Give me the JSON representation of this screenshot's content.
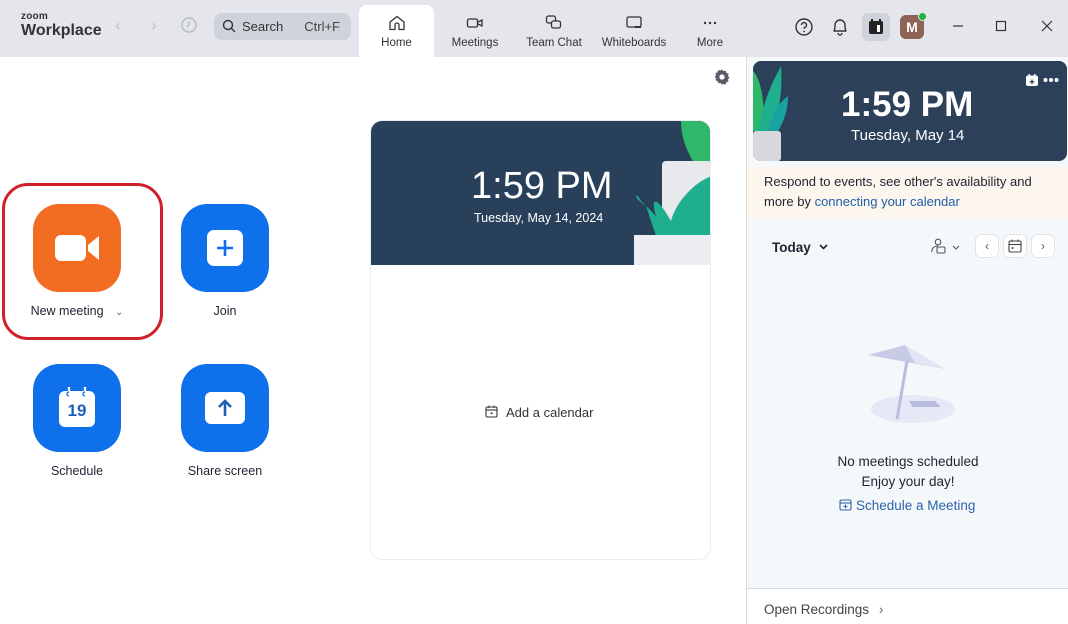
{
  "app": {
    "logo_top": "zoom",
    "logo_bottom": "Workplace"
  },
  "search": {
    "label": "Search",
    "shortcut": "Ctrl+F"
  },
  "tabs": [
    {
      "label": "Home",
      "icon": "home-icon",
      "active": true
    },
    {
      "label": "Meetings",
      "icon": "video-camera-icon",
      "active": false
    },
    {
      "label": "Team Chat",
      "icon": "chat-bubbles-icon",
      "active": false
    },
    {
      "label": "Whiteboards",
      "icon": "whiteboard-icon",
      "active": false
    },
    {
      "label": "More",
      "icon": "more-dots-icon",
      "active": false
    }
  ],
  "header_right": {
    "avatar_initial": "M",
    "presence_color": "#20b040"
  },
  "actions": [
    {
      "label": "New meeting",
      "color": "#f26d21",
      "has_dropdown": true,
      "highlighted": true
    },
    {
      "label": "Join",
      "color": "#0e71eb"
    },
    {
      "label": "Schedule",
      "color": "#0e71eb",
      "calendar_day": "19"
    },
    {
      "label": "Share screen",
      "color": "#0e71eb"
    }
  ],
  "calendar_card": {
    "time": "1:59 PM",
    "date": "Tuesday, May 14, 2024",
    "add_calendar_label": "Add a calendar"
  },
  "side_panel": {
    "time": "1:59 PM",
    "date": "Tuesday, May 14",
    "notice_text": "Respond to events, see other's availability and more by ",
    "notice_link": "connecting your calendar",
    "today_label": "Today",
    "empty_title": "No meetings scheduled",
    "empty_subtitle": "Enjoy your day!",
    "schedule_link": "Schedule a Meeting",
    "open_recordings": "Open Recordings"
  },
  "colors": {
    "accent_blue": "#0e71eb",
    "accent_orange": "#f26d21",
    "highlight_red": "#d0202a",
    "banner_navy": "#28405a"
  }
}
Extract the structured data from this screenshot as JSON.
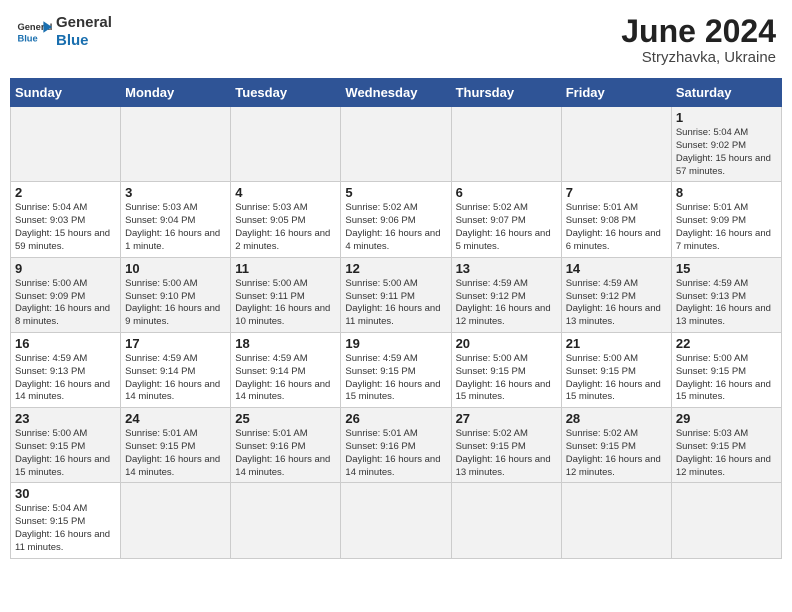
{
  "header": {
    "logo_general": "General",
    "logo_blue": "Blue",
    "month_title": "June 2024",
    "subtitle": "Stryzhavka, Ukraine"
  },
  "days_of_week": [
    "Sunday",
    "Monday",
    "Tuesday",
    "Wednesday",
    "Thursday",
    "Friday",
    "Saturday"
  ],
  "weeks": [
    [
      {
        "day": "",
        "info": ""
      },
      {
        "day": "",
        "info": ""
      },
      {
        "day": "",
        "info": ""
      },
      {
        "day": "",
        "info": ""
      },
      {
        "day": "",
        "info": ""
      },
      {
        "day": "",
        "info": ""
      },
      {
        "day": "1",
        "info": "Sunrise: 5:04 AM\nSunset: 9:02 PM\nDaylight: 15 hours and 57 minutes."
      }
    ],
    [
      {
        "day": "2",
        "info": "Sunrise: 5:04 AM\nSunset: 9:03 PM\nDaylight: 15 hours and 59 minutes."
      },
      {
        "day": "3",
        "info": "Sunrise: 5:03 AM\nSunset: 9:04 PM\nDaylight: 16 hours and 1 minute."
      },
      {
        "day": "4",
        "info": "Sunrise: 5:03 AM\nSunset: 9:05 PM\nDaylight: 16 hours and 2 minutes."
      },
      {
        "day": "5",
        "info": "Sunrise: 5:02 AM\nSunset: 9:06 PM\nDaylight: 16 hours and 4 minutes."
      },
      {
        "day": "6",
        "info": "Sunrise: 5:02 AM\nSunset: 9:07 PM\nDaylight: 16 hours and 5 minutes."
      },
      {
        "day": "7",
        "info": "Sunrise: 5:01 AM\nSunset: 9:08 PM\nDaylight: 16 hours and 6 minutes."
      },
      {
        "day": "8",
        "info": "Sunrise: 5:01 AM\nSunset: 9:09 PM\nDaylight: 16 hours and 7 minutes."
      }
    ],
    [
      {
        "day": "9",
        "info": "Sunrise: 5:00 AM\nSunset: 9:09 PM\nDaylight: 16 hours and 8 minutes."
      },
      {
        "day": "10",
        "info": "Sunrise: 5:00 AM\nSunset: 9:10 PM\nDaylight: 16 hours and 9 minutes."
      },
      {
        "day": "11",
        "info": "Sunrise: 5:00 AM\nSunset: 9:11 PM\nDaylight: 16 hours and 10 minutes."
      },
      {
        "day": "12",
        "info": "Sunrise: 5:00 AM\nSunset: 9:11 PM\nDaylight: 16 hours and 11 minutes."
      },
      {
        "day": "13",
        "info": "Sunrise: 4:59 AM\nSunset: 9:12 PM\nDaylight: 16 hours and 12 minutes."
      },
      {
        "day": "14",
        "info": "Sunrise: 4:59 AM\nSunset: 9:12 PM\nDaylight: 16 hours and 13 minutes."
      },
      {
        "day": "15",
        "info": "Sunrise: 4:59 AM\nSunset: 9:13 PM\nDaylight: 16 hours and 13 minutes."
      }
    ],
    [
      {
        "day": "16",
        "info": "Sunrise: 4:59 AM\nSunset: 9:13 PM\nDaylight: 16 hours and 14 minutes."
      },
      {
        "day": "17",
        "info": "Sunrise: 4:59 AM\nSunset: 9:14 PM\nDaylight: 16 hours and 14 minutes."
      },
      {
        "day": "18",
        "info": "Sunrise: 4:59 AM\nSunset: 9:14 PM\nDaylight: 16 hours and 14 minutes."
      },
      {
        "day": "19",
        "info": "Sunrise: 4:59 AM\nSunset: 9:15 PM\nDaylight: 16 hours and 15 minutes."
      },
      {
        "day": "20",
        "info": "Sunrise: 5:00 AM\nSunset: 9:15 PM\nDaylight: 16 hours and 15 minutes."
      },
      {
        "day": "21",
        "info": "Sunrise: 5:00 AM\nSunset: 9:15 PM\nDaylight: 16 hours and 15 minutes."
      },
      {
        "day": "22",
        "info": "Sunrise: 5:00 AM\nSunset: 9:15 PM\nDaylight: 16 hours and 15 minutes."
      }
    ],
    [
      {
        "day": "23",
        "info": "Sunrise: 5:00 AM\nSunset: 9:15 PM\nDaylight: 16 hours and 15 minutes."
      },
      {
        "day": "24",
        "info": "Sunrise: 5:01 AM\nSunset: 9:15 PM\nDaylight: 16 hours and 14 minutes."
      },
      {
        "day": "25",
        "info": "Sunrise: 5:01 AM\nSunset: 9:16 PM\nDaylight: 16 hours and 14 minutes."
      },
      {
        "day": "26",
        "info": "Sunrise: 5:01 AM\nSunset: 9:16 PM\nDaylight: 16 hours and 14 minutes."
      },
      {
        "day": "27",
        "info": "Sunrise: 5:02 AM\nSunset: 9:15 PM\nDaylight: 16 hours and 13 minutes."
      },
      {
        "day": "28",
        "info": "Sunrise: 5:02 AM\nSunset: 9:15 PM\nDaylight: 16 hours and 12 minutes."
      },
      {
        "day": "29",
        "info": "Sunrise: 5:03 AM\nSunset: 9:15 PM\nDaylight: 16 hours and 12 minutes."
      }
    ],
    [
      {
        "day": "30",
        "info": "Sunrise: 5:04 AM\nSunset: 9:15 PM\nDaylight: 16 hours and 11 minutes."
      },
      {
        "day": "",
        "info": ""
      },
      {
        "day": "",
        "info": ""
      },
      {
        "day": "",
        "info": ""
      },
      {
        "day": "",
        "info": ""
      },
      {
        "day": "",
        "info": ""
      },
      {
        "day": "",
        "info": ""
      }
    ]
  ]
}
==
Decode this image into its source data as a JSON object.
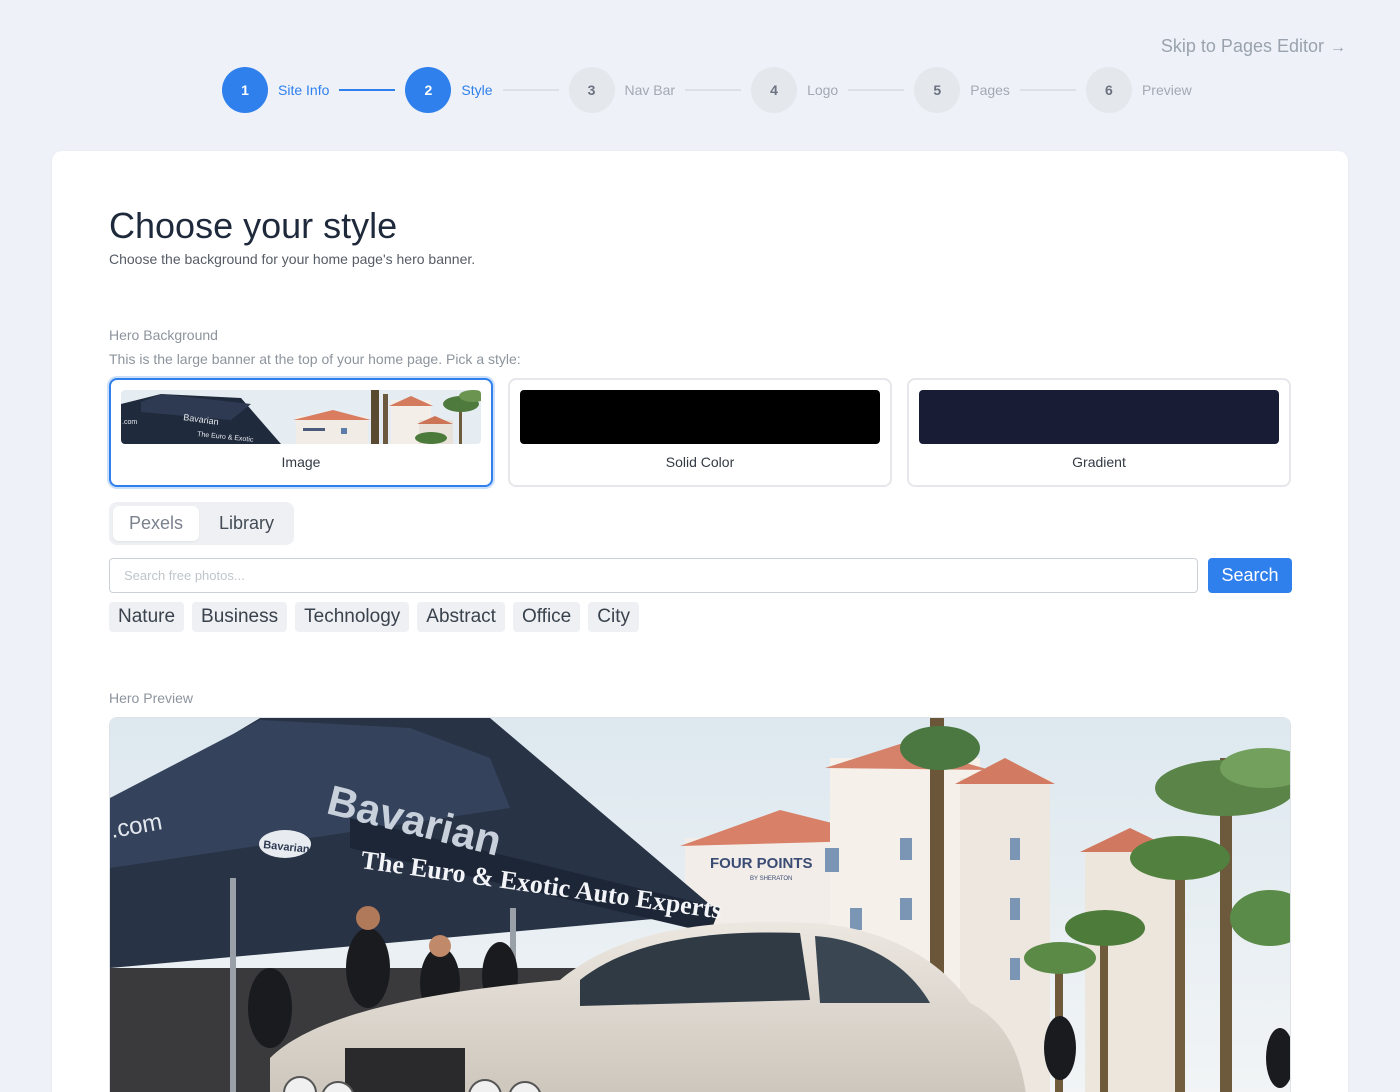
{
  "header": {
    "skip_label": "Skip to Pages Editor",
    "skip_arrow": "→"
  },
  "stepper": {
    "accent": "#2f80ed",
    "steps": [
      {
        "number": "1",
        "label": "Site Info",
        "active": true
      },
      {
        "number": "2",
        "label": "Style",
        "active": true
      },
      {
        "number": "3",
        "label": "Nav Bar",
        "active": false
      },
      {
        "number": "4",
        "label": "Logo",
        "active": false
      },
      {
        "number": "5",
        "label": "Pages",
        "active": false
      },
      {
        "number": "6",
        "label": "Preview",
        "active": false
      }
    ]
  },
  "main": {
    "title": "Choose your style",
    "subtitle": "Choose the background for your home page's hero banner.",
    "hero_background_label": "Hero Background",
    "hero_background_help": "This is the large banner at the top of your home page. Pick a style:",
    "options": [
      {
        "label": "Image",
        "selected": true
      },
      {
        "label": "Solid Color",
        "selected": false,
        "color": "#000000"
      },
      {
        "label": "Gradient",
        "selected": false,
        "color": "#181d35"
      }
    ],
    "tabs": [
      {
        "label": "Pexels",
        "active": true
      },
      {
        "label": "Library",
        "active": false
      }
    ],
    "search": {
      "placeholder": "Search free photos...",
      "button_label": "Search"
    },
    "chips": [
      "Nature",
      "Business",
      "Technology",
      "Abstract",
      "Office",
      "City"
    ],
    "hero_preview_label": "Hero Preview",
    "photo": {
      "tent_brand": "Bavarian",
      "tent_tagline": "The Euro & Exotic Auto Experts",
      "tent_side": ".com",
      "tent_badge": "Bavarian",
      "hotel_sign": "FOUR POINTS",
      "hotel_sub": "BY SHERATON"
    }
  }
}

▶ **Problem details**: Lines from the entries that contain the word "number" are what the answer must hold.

▶ **Result of the task**:
        "number": "1",
        "number": "2",
        "number": "3",
        "number": "4",
        "number": "5",
        "number": "6",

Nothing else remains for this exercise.